By Aishwarya Devi, Opinion Editor
As you enter university, expect to be disappointed.
The NTU that I stepped into as a freshman in 2013 is not the same school that I will be graduating from this year. Like the rambling of any average teenager, my journey in NTU matured over time.
Picture a scrawny 20-year-old, not quite grown out of her teenage years — or her acne — entering an impressive campus that houses one of the world’s most gorgeous faculty designs.
NTU, to my innocent first-year eyes, seemed like the land of promise, full of opportunities beyond my wildest imagination.
The wide variety of CCA and research programmes offered endless choices. I could gain convenient financial independence with the work-study scheme.
I took up a position as the publications director in the Tamil Literary Society and worked as a student assistant for a professor.
I joined a number of freshman orientation camps, including those held by the Humanities and Social Sciences faculty and the Tamil Literary Society, and volunteered to be on the committee for several.
NTU allowed me to take charge of my life. As a young adult, it was exactly the environment I needed.
And then it all went to hell. My time in NTU was not what this scrawny youth expected it to be.
The campus underwent major changes in my second and third years. The hall life and the stunning greenery of NTU was part of the package of NTU that had appealed to me. However, hall life was nothing more than a reprieve from the heavy construction noises that pervaded the campus.
Often enough, this also meant that my peers and I lose our favorite hangout spots.
Not to mention the sweaty mess I was, evading the many obstructed passages and maneuvering around diversions as I made my way to attend classes.
The surrounding dust and noise pollution that filled the campus mirrored the chaos that was the end of my first two years at NTU. The ambitious, wide-eyed first-year student had given in to the stress of balancing the three most important “S”-es of any college student: school, social life, and most importantly, sleep.
It was as if the image I had of myself traipsing through the stunning campus of NTU with my perfect grades and my perfect social circle, had collapsed in on itself. Instead, I was a tired, unhappy student in an equally lackluster setting.
My friends and I were disappointed, to say the least.

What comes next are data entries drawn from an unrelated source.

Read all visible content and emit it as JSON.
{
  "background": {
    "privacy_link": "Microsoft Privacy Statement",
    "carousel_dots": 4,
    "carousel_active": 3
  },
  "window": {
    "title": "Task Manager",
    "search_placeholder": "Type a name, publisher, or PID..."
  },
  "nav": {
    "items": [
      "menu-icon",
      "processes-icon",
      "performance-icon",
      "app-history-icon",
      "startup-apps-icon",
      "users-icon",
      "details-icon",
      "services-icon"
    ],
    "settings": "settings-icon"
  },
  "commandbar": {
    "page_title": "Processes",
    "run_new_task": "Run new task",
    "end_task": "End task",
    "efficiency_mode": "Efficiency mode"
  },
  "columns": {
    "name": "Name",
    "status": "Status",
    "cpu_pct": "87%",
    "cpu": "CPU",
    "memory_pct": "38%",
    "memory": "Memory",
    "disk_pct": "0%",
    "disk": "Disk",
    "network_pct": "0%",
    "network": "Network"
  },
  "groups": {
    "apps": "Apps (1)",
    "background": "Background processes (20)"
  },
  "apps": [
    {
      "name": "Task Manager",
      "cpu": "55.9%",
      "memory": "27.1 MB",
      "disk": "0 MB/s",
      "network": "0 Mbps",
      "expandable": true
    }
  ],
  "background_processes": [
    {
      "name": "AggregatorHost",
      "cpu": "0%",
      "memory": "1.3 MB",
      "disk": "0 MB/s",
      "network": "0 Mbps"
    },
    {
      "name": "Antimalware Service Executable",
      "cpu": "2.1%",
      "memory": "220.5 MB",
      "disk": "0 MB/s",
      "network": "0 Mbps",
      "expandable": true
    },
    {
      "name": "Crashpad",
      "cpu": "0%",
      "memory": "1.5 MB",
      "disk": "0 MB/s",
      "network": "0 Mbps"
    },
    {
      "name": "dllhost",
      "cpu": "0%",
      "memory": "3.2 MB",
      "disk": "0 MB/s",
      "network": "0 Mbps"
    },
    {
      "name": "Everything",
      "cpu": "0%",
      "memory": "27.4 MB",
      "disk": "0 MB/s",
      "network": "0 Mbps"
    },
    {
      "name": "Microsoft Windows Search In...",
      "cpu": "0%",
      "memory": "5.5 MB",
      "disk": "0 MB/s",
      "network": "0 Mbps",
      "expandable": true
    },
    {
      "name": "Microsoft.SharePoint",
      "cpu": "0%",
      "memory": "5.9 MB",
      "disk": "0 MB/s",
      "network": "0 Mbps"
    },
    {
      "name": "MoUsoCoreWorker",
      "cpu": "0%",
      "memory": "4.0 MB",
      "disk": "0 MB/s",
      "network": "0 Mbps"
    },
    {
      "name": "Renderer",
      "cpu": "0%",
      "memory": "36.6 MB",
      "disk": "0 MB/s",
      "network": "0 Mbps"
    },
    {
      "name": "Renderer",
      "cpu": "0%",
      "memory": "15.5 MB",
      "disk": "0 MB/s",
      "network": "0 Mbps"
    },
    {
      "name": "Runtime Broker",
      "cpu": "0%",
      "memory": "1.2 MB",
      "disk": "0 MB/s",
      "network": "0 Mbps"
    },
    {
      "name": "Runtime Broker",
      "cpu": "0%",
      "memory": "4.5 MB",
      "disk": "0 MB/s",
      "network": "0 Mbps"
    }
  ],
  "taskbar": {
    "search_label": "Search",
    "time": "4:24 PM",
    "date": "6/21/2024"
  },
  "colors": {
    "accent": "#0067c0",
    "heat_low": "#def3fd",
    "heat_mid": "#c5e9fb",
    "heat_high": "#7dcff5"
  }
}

I realise now that a sense of entitlement had preceded my expectations. My years of academic advances — from primary school to the dreaded A levels — had reinforced in me a pride for my ability and determination.
In an eager attempt to prove myself, I had spread myself too thin. I had unknowingly conditioned myself to believe that I had crossed some form of invisible finish line. That upon my admission to university, my academic life and career would sort itself out naturally.
I could not have been more wrong, however.
Success is not an end game, but a continued work in progress. The process does not always look pretty, but at the end of the day, I realise that I now have a renewed understanding of my goals.
Despite the inconveniences of the construction works in NTU, the NTU campus has never looked better. Much like the campus infrastructure that has housed me for the past four years, my work ethic has undergone a major remodel.
I am better able to multitask, while also acknowledging my limitations. Instead of spreading myself thin over too many activities, I have learnt to focus myself on a few tasks that I can excel at.
Likewise, I would be selling myself short if I do not acknowledge the gains of my disappointments. I had been disappointed with my ability to cope with my academic ventures. And I had let these frustrations be aggravated by the surrounding mess of my physical environment. However, in the end, I have gained from them both.
As I walk through the campus today, I feel as I did when I first stepped into this university — positive.
The open concept of the North Spine, with sunlight filling the corridors, the new buildings in the South Spine and the fresh new look that my school has, fills me with hope for my future outside as I step out of my academic life.
Expectations are great if you are prepared to be disappointed — to learn from these disappointments.
As this final year comes to an end for me, I face the seemingly daunting world outside, remembering that it is not about the dirty, noisy journey, but the results that grow out of it.
After all, if NTU can reinvent itself, then its students most definitely can.